Monday, July 14, 2008

Some Advice

Sometimes I get hit up for advice and for the life of me I'm never sure if I should be giving it out because I'm still learning.  I have shit days.  I still make mistakes and second-guess what I'm doing. It's part of the lifestyle. A friend and I joke about it because all we did was trade old problems for new problems.

Read and let me know what you think.

Hey Sean,
Sorry for the 3 month delay in responding. Summer is one of my busiest seasons. I tried to find some more examples of your poster work online but couldn’t find any. I even stalked you on myspace.

It’s hard to give out advice because most people really want to be told that everything they do is amazing. And they don’t want to hear about what they can improve on.

I think it’s cool that you have your own style. That’s important. The more posters you do for your band the more people will equate your drawings as “Booster” or “Sean Kemp” posters. You should also hit up other bands and do some stuff for them too. Get a reputation as the guy from Booster who does all the artwork.

The next thing I would say is get a real website. A blog or deviant or myspace page to showcase your art is not a website. They’re easy as hell to build and maintain. You can’t throw a rock without hitting a web designer. So if you’re total crap with html, ask a friend. The goal of the website is to easily direct people to what you do. Also more importantly, LOOK PROFESSIONAL. I may not be the greatest artist out there but I gots me a website.  Booyah and all that other shit. That’ll get me hired faster than anyone with a myspace page.  For realsies.

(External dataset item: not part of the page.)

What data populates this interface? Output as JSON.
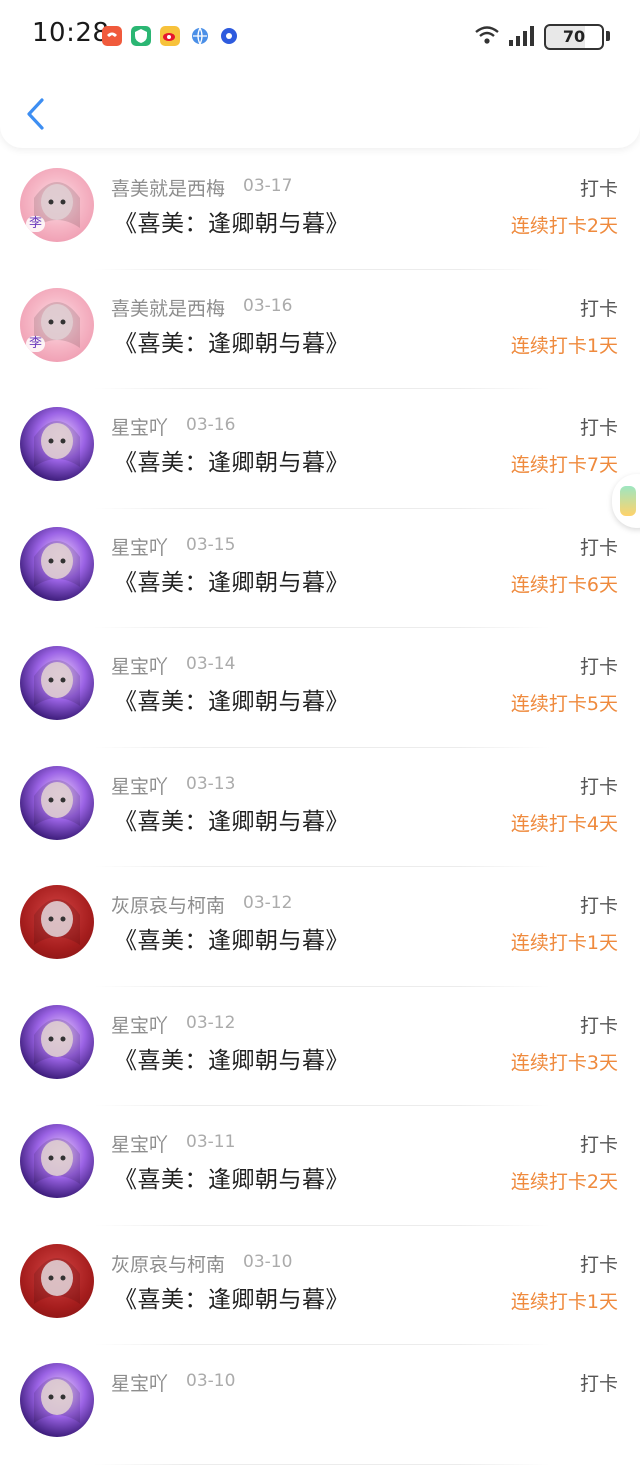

Start paying attention to the way things are designed. Posters were a great learning ground for me. They still are. What they didn’t teach me in school I learned designing posters. Which was a lot. And I’m not done. So yeah, start paying more attention to design. If you really like posters buy a book on posters, keep it open as you work. Ask yourself how the person fit 100 band names on a poster and still made it look good. I’ve had to do that several times when I’m stumped. Try to stick with one font. The most important information is the headlining band and then the openers and then the date and finally the venue.

Even though I highly recommend paying more attention to design...try to avoid stealing someone’s style.  Especially if they're still alive.  Not that you are now, but it’s a pitfall that everyone seems to fall in to at some point. It’s like being a Jedi and having to decide over wearing leather pants and being evil or wearing a cotton robe and being good. Having your own style takes some time but pays off in spades. Do you want your band to be referred to as another band that sounds like (insert popular band name..I dunno...) Nirvana? Or do you want your band to sound like Booster?

Get to know your computer. Without the computer I’d be too lazy to design posters. Whether you dig photoshop or illustrator, learn to use them. It’ll save you time and make life easier when you hafta print your posters or deal with clients. It makes you more valuable as a designer if you know your shit and can give someone a file and all they hafta do is print it out.  People will pass your ass up if you don't know what you're doing.  They'll hire someone who may not be the world's greatest artist, but is computer savvy.

Last thing more work. The more you do the more people know about you and/or your band.

There’s no magic door for any of this. It all takes time. I’ve been doing posters for 7-8 years and I feel like I’m only scratching the surface. It’s a journey.

I hope that helped. I drank too much coffee today.


On 4/6/08 5:38 AM, "Sean Kemp" wrote: Hey Brian I am a musician, here in Adelaide, and starting to get some poster art out there, Wanted to send you a sample of what i've been doing, and wanting to know if you had any tips? I'm mostly doing Band Bill Art for my own band, ' Booster '. Sean Adelaide, Australia

1 comment:

darth wegner said...

Really liked that letter. Kinda helped me aswell. I've always been ok with a marker in my hand but never really got around to practice and really learn basic stuff as anatomy and perspective and shit. But when i got an interest in rock poster design/art i decided to do something about it.
Your letter gave answer to most of the questions I've been thinking about.

Feel free to visit my website if you've got time to kill.
(hint click the picture)
ps: I know i kinda stole the behind the scenes from your blog but as Bob Dylan once said: "Amateurs borrow, Pros Steal" ;) Don't like it? let me know. And by the way thanks for being an inspiration.